There are some variants that can handle much higher temperatures without any problem
Then it is best to check with the manufacturer.

Does anyone here have a canvas?

Preferably you have handles made of materials such as stainless steel, cast iron, bronze or just copper, like the rest of the pan.

Of course, make sure that you always use oven gloves to remove the pan from the oven afterwards. I don’t have to tell you the levers are going to get unbelievably hot.

But I’ll tell you because you know that was not clear to someone somewhere.

Which material Resistant to temperature of
Phenol 176°C
Silicone 176°C-232°C
Stainless steel +260°C
Ceramic +260°C
Cast iron +260°

Last, but certainly not least; take a look at how the handles are attached to the pans or pots. If they are screwed, welded or nailed, then you are not going to have any problems. This cookware set here is excellent because the handles are nailed.

Less often the handles are glued on, but it still happens. Obviously, this method is not oven safe and they will come off right away if you risk it anyway.

Does your copper pan fit in your oven?

Easy to forget, but before you start cooking, check whether the pan actually fits in the oven.

This is usually not a problem for pots and of course it also depends on the size of your oven.

A pan is a different story. The long handle of a large pan is often almost as long as the diameter of the pan itself. If necessary, use a slightly smaller pan or a pot if size is an issue.

So test it out before it’s too late.

A good solution for this are the pans with removable handles. You click these onto the pan when you take them off the stove, you put the pan neatly in the oven and just click it back off. For example, this pan set that I found here is a good option in this regard.

Then you don’t have to worry whether the handle is heat resistant because it never comes into contact with higher temperatures.

Hot Enough For You?

As I mentioned before, copper only melts at 1085 ° C, so that’s no problem. But what is the appropriate temperature for a copper pan?

Copper conducts heat “like a boss”. It heats up faster than most metals and therefore effectively shortens cooking time. At the same time, this also means that the oven does not have to be on the highest setting.

The right copper pan can handle the heat easily but they don’t need a high temperature to prepare your meal perfectly.

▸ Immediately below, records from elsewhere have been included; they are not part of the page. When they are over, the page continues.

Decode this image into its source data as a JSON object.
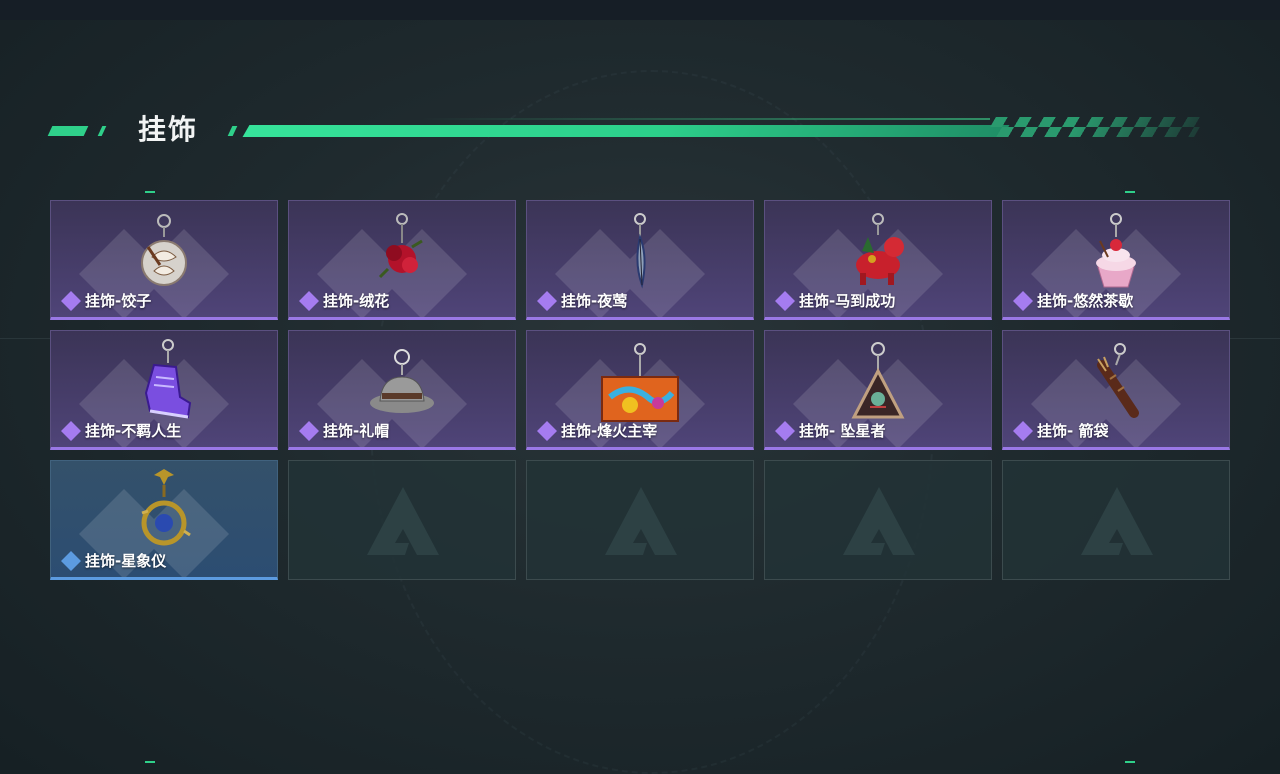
{
  "page": {
    "title": "挂饰"
  },
  "colors": {
    "accent": "#2fd08a",
    "purple_rarity": "#9a78e6",
    "blue_rarity": "#5c9be0"
  },
  "items": [
    {
      "name": "挂饰-饺子",
      "rarity": "purple",
      "icon": "dumpling-charm-icon"
    },
    {
      "name": "挂饰-绒花",
      "rarity": "purple",
      "icon": "velvet-flower-charm-icon"
    },
    {
      "name": "挂饰-夜莺",
      "rarity": "purple",
      "icon": "nightingale-feather-charm-icon"
    },
    {
      "name": "挂饰-马到成功",
      "rarity": "purple",
      "icon": "red-horse-charm-icon"
    },
    {
      "name": "挂饰-悠然茶歇",
      "rarity": "purple",
      "icon": "cupcake-charm-icon"
    },
    {
      "name": "挂饰-不羁人生",
      "rarity": "purple",
      "icon": "sneaker-charm-icon"
    },
    {
      "name": "挂饰-礼帽",
      "rarity": "purple",
      "icon": "fedora-hat-charm-icon"
    },
    {
      "name": "挂饰-烽火主宰",
      "rarity": "purple",
      "icon": "graffiti-box-charm-icon"
    },
    {
      "name": "挂饰- 坠星者",
      "rarity": "purple",
      "icon": "triangle-emblem-charm-icon"
    },
    {
      "name": "挂饰- 箭袋",
      "rarity": "purple",
      "icon": "quiver-charm-icon"
    },
    {
      "name": "挂饰-星象仪",
      "rarity": "blue",
      "icon": "astrolabe-charm-icon"
    }
  ],
  "empty_slots": 4
}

A medium setting is more than enough for your copper pots and pans and you don’t have to preheat them either.

Otherwise, before you know it, one ingredient will be done before another. But as you well know, most chefs recommend that you prepare all ingredients beforehand.

Are you preparing a dish that needs to simmer for several hours? No problem!

A copper pan with the correct handles and the correct material can simply be put in the oven for as long as necessary.

By the way, you cannot simmer a dish at a high temperature.

What did we learn today?

If you’ve made it this far, you now know everything there is to know about your copper pan and whether or not it can go into the oven.

In case you have missed something, I will quickly get it all back here.

Conclusion

If your copper pot and pan set comes from a reputable company then you don’t have to worry.

PTFE and PFOA free pans are standard nowadays and ceramic non-stick pans are quickly becoming the norm too. You don’t often find Teflon and tin anymore.

So it’s the copper ceramic infused pans you want.

Preferably with a detachable handle, but metal handles are sufficient. Here are some excellent examples of high quality copper pots and pans.

Now that you’re armed with all the right information, nothing can stop you from taking your culinary arts to new heights. Your friends and family will be impressed.

We are eagerly looking forward to your interpretation of the perfect steak

Joost Nusselder, the founder of Bite My Bun is a content marketer, dad and loves trying out new food with Japanese food at the heart of his passion, and together with his team he's been creating in-depth blog articles since 2016 to help loyal readers with recipes and cooking tips.